=== Work required ===
Tally the lines of the data below that contain the string "Distance". Give the tally and nothing else.

=== Data in this exercise ===
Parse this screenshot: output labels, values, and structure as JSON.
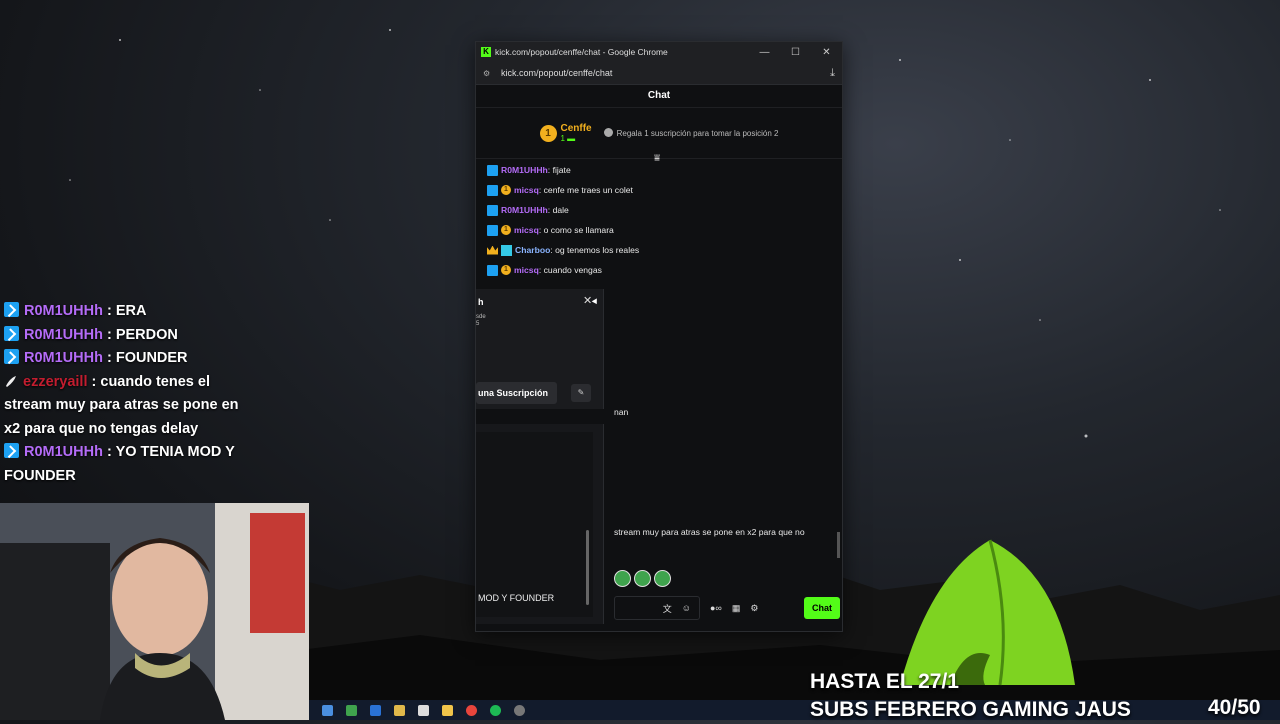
{
  "overlay_chat": [
    {
      "user": "R0M1UHHh",
      "text": " : ERA"
    },
    {
      "user": "R0M1UHHh",
      "text": " : PERDON"
    },
    {
      "user": "R0M1UHHh",
      "text": " : FOUNDER"
    },
    {
      "user": "ezzeryaill",
      "text": " : cuando tenes el stream muy para atras se pone en x2 para que no tengas delay"
    },
    {
      "user": "R0M1UHHh",
      "text": " : YO TENIA MOD Y FOUNDER"
    }
  ],
  "window": {
    "title": "kick.com/popout/cenffe/chat - Google Chrome",
    "url": "kick.com/popout/cenffe/chat",
    "header": "Chat",
    "top_gifter": {
      "rank": "1",
      "name": "Cenffe",
      "count": "1"
    },
    "gift_note": "Regala 1 suscripción para tomar la posición 2"
  },
  "messages": [
    {
      "user": "R0M1UHHh",
      "text": ": fijate"
    },
    {
      "user": "micsq",
      "text": ": cenfe me traes un colet"
    },
    {
      "user": "R0M1UHHh",
      "text": ": dale"
    },
    {
      "user": "micsq",
      "text": ": o como se llamara"
    },
    {
      "user": "Charboo",
      "text": ": og tenemos los reales"
    },
    {
      "user": "micsq",
      "text": ": cuando vengas"
    }
  ],
  "popup": {
    "title_fragment": "h",
    "frag1": "sde",
    "frag2": "5",
    "sub_button": "una Suscripción",
    "card2_text": "MOD Y FOUNDER"
  },
  "fragments": {
    "an": "nan",
    "stream": "stream muy para atras se pone en x2 para que no"
  },
  "bottom": {
    "chat_button": "Chat"
  },
  "sub_goal": {
    "line1": "HASTA EL 27/1",
    "line2": "SUBS FEBRERO GAMING JAUS",
    "count": "40/50"
  }
}
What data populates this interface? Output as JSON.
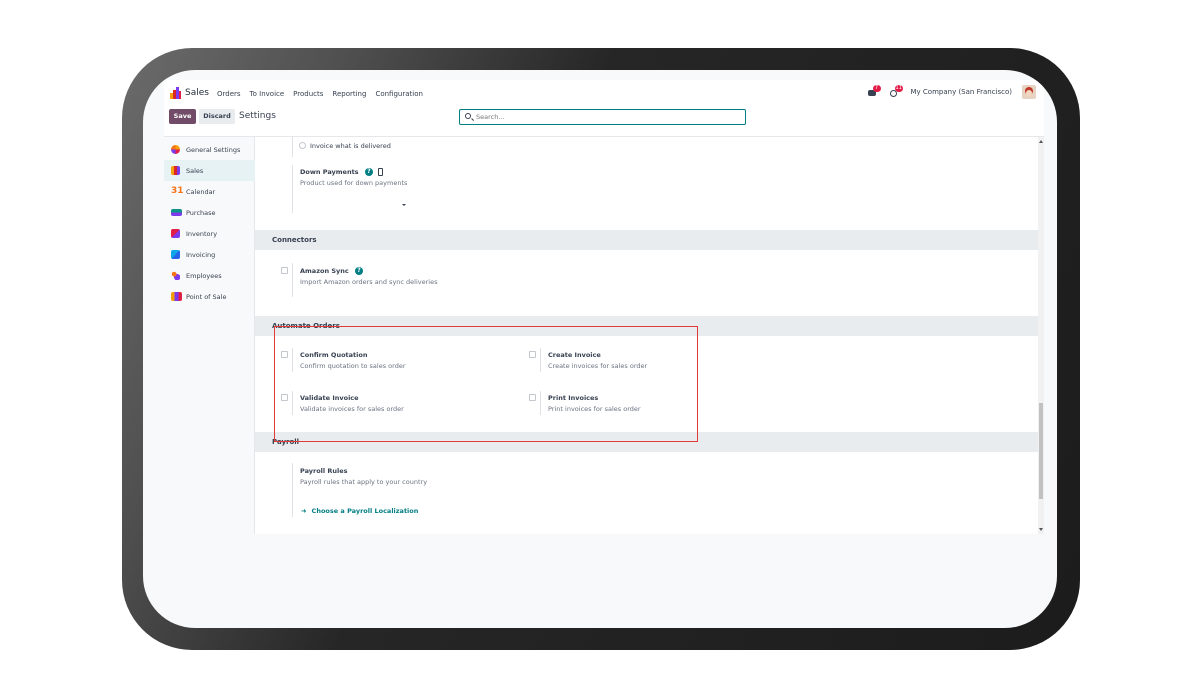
{
  "nav": {
    "brand": "Sales",
    "menu": [
      "Orders",
      "To Invoice",
      "Products",
      "Reporting",
      "Configuration"
    ],
    "chat_badge": "7",
    "activity_badge": "11",
    "company": "My Company (San Francisco)"
  },
  "control": {
    "save_label": "Save",
    "discard_label": "Discard",
    "title": "Settings",
    "search_placeholder": "Search..."
  },
  "sidebar": {
    "items": [
      {
        "label": "General Settings",
        "icon": "general-settings-icon"
      },
      {
        "label": "Sales",
        "icon": "sales-icon"
      },
      {
        "label": "Calendar",
        "icon": "calendar-icon"
      },
      {
        "label": "Purchase",
        "icon": "purchase-icon"
      },
      {
        "label": "Inventory",
        "icon": "inventory-icon"
      },
      {
        "label": "Invoicing",
        "icon": "invoicing-icon"
      },
      {
        "label": "Employees",
        "icon": "employees-icon"
      },
      {
        "label": "Point of Sale",
        "icon": "point-of-sale-icon"
      }
    ]
  },
  "content": {
    "invoice_option": "Invoice what is delivered",
    "down_payments": {
      "title": "Down Payments",
      "desc": "Product used for down payments"
    },
    "connectors": {
      "heading": "Connectors",
      "amazon": {
        "title": "Amazon Sync",
        "desc": "Import Amazon orders and sync deliveries"
      }
    },
    "automate": {
      "heading": "Automate Orders",
      "confirm": {
        "title": "Confirm Quotation",
        "desc": "Confirm quotation to sales order"
      },
      "create": {
        "title": "Create Invoice",
        "desc": "Create invoices for sales order"
      },
      "validate": {
        "title": "Validate Invoice",
        "desc": "Validate invoices for sales order"
      },
      "print": {
        "title": "Print Invoices",
        "desc": "Print invoices for sales order"
      }
    },
    "payroll": {
      "heading": "Payroll",
      "rules": {
        "title": "Payroll Rules",
        "desc": "Payroll rules that apply to your country"
      },
      "link": "Choose a Payroll Localization"
    }
  },
  "colors": {
    "brand_purple": "#714b67",
    "accent_teal": "#017e84",
    "highlight_red": "#e53935"
  }
}
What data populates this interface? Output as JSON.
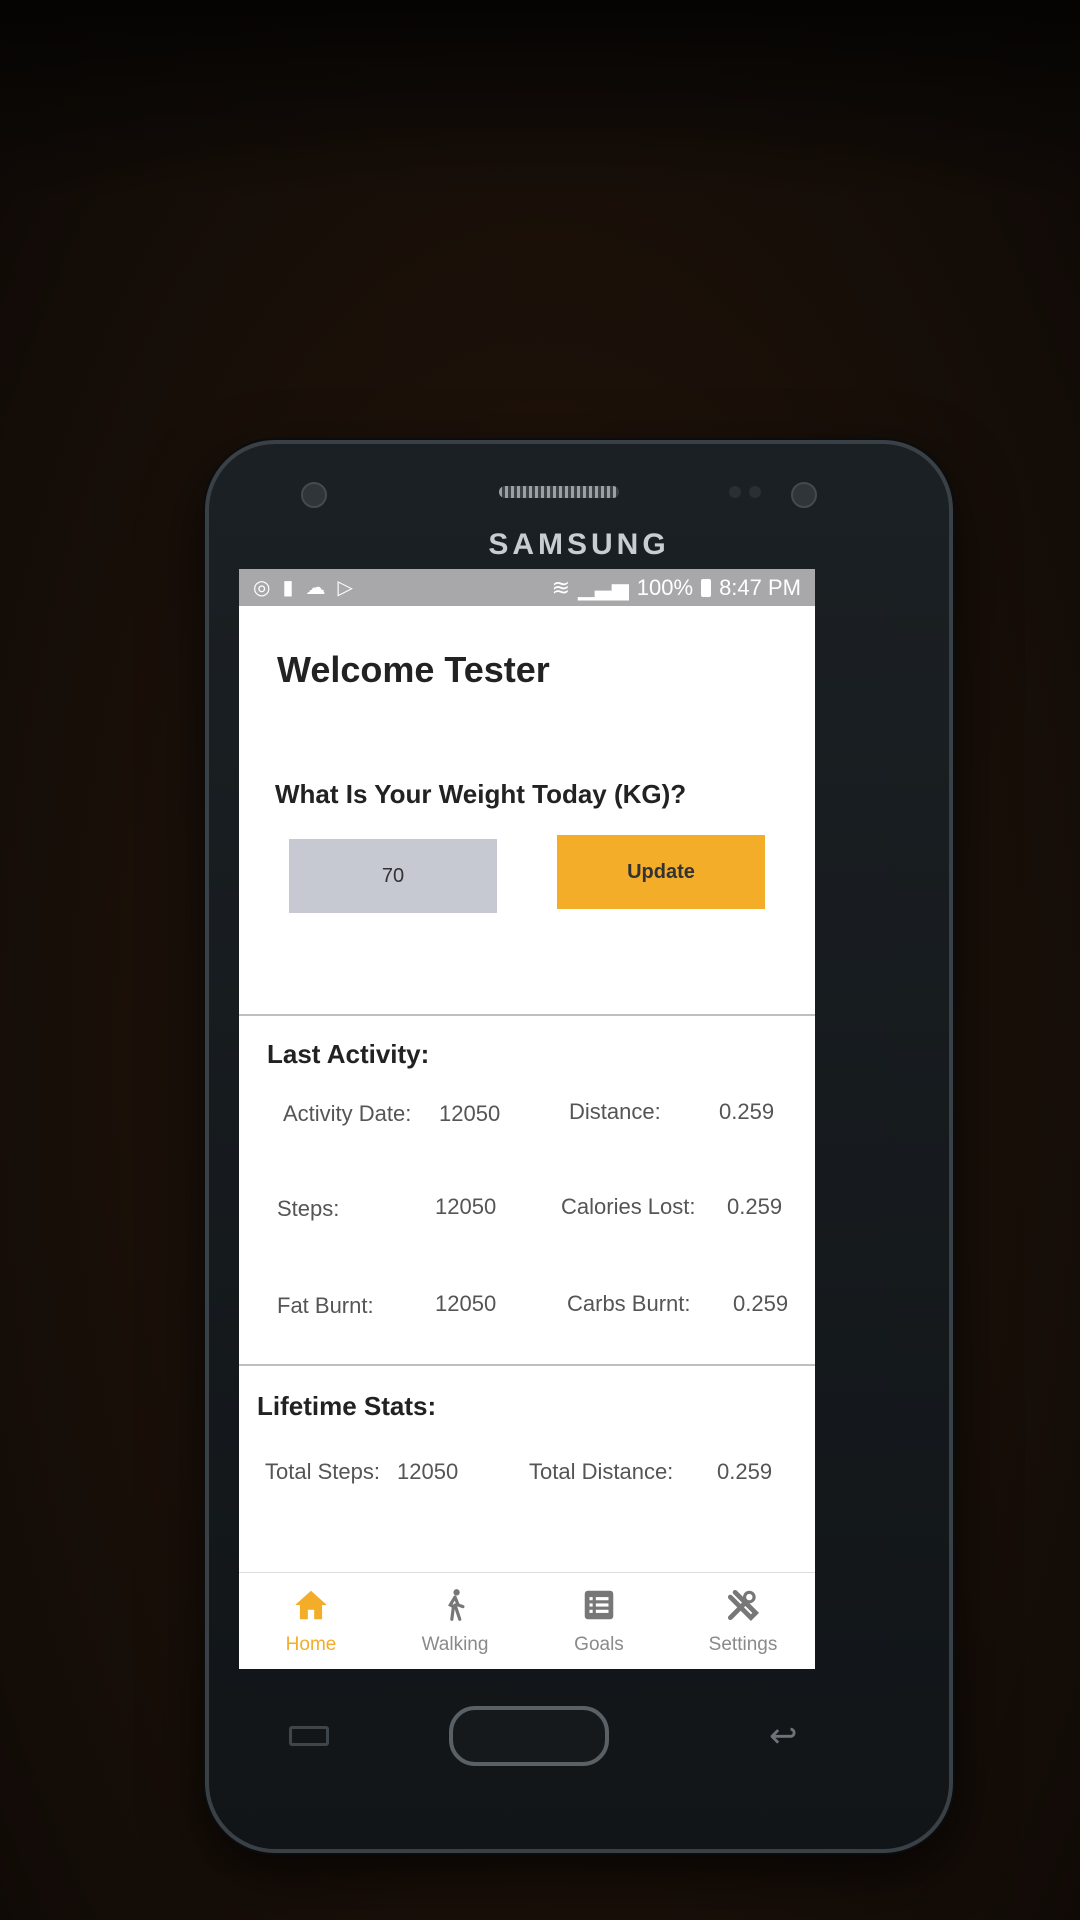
{
  "device": {
    "brand": "SAMSUNG"
  },
  "status_bar": {
    "left_icons": [
      "settings-circle-icon",
      "lock-icon",
      "cloud-icon",
      "play-icon"
    ],
    "battery_percent": "100%",
    "time": "8:47 PM"
  },
  "header": {
    "title": "Welcome Tester"
  },
  "weight": {
    "question": "What Is Your Weight Today (KG)?",
    "value": "70",
    "button_label": "Update"
  },
  "last_activity": {
    "title": "Last Activity:",
    "items": [
      {
        "label": "Activity Date:",
        "value": "12050"
      },
      {
        "label": "Distance:",
        "value": "0.259"
      },
      {
        "label": "Steps:",
        "value": "12050"
      },
      {
        "label": "Calories Lost:",
        "value": "0.259"
      },
      {
        "label": "Fat Burnt:",
        "value": "12050"
      },
      {
        "label": "Carbs Burnt:",
        "value": "0.259"
      }
    ]
  },
  "lifetime_stats": {
    "title": "Lifetime Stats:",
    "items": [
      {
        "label": "Total Steps:",
        "value": "12050"
      },
      {
        "label": "Total Distance:",
        "value": "0.259"
      }
    ]
  },
  "nav": {
    "active": "Home",
    "items": [
      {
        "label": "Home",
        "icon": "home-icon"
      },
      {
        "label": "Walking",
        "icon": "walking-icon"
      },
      {
        "label": "Goals",
        "icon": "list-icon"
      },
      {
        "label": "Settings",
        "icon": "tools-icon"
      }
    ]
  },
  "colors": {
    "accent": "#f3ad29",
    "input_bg": "#c6c8d2",
    "status_bar": "#a8a8aa"
  }
}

=== Response area ===
2